Exercise –
For the records below, tally every line that has the word "Average" and reply with the number alone.

---------- Supplied data

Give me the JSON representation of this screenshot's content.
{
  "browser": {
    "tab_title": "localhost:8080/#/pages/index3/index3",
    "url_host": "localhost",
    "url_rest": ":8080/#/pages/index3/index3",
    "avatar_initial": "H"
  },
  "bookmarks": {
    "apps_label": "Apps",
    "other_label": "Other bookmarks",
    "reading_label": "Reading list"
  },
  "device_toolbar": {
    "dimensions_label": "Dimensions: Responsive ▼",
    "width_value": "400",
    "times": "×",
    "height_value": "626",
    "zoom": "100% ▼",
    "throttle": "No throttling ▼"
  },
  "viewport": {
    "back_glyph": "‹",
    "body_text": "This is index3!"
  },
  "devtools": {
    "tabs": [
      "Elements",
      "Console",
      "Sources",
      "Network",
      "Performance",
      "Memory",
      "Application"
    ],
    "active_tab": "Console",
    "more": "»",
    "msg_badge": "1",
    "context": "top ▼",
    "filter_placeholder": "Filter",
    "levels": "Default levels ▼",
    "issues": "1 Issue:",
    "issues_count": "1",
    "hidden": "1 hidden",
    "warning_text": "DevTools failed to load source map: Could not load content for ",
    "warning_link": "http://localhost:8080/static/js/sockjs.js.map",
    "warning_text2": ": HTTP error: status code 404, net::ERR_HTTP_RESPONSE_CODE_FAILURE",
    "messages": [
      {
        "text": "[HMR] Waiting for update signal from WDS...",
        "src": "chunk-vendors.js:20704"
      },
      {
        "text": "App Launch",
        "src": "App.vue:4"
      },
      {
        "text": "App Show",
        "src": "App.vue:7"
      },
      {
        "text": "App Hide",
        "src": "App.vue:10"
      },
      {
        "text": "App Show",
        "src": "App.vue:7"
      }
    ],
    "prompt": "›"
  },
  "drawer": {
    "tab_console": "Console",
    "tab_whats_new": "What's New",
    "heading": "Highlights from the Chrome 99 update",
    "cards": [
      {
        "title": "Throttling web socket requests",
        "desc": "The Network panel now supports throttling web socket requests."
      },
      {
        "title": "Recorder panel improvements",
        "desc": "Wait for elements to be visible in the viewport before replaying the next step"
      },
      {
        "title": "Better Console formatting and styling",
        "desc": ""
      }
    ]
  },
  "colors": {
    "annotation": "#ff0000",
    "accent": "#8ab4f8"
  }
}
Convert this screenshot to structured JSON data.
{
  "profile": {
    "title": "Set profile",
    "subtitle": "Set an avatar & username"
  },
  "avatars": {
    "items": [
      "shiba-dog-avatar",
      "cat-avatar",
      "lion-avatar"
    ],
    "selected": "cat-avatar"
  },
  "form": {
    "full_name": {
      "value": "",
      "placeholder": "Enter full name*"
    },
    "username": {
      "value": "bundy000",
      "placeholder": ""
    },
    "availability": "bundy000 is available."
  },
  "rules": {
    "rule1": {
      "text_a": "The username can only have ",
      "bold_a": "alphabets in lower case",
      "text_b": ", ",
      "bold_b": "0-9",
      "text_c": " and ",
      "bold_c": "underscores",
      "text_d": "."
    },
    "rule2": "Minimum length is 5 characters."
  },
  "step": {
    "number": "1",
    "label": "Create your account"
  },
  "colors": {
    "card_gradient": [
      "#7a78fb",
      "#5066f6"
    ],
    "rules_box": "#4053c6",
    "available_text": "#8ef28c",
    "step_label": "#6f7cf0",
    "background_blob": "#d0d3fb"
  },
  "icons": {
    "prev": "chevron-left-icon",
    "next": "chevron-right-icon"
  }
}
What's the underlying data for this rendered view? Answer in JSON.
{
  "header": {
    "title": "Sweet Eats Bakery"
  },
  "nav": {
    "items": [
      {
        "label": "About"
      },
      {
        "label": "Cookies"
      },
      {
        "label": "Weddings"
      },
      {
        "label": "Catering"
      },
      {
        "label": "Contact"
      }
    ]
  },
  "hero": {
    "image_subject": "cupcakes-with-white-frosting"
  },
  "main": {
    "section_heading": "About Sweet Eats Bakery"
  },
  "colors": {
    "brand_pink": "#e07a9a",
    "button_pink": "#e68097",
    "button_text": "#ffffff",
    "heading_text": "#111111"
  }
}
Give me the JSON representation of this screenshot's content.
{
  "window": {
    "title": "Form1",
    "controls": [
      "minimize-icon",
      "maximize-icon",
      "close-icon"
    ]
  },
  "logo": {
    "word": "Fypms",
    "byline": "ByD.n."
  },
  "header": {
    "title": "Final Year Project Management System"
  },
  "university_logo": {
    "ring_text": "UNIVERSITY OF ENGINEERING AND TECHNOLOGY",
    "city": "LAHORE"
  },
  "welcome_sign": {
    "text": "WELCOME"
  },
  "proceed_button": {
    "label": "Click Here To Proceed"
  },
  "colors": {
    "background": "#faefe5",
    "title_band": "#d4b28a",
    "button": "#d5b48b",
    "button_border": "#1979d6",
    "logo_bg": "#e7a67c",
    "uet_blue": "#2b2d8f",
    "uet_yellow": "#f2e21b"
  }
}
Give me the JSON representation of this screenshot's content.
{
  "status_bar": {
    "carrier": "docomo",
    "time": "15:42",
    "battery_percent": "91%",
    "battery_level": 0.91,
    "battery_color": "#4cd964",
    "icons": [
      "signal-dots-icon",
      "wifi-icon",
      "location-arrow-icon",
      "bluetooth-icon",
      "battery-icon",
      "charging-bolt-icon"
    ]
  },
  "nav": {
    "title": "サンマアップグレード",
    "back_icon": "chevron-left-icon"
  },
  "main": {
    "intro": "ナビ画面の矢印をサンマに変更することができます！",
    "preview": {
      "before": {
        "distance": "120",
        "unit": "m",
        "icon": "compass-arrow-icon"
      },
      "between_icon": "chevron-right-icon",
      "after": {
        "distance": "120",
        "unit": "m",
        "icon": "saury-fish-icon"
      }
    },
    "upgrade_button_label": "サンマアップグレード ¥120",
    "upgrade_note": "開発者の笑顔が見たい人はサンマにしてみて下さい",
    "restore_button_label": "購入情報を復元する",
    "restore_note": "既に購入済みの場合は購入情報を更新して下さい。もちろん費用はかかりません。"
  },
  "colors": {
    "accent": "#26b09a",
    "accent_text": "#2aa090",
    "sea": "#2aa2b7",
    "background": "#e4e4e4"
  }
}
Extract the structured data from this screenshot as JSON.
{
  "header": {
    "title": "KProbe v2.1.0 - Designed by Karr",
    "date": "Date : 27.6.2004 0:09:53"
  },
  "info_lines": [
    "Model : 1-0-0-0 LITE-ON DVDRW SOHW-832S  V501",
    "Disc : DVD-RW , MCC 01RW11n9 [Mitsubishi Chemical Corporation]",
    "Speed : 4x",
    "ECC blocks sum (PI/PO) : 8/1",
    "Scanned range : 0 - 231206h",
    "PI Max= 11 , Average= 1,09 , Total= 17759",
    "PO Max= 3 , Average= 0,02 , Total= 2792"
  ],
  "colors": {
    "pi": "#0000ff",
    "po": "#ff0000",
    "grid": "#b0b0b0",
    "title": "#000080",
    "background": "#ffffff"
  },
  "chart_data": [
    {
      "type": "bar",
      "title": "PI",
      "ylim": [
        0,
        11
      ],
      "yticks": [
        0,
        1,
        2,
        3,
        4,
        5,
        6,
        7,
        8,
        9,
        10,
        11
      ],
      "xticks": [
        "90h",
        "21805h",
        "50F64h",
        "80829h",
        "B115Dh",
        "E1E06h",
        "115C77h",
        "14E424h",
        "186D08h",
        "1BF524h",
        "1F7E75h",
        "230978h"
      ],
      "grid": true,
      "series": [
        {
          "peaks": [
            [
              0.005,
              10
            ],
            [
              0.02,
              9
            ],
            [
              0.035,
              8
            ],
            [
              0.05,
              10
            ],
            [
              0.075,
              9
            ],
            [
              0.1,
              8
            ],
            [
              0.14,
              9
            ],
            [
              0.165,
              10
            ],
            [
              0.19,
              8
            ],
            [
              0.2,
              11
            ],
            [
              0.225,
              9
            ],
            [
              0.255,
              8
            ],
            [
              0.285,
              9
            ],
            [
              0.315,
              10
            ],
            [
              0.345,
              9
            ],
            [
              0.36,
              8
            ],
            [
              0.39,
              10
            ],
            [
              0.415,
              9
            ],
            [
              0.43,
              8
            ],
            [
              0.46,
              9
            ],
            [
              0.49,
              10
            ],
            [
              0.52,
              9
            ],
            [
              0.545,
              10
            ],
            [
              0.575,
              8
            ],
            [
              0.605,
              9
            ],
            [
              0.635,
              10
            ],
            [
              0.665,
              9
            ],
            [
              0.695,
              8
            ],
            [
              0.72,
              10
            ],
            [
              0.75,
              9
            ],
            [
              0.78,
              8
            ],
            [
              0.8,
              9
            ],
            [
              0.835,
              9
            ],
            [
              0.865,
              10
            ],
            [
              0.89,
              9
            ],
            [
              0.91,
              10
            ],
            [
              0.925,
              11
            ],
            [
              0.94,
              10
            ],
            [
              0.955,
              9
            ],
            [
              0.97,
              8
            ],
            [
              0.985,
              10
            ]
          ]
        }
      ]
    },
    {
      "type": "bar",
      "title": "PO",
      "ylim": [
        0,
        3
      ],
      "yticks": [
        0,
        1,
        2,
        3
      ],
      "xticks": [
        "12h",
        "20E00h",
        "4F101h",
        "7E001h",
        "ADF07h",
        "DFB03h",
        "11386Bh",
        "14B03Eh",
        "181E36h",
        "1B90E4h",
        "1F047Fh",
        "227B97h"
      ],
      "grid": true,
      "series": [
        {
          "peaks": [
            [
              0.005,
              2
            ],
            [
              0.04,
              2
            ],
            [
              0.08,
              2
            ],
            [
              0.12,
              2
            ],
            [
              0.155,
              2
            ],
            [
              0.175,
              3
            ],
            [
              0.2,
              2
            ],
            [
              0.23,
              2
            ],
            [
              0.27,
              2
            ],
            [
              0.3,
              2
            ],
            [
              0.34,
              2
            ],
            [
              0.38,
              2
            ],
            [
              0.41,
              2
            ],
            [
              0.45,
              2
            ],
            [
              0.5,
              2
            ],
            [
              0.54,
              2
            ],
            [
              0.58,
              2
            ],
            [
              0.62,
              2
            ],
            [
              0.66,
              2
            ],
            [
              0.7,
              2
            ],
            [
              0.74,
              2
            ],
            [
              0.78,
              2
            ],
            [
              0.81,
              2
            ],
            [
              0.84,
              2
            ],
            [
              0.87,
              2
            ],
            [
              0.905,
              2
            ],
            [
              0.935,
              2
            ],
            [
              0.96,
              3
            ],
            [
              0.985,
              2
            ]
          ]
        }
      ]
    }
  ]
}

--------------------

Answer box –
2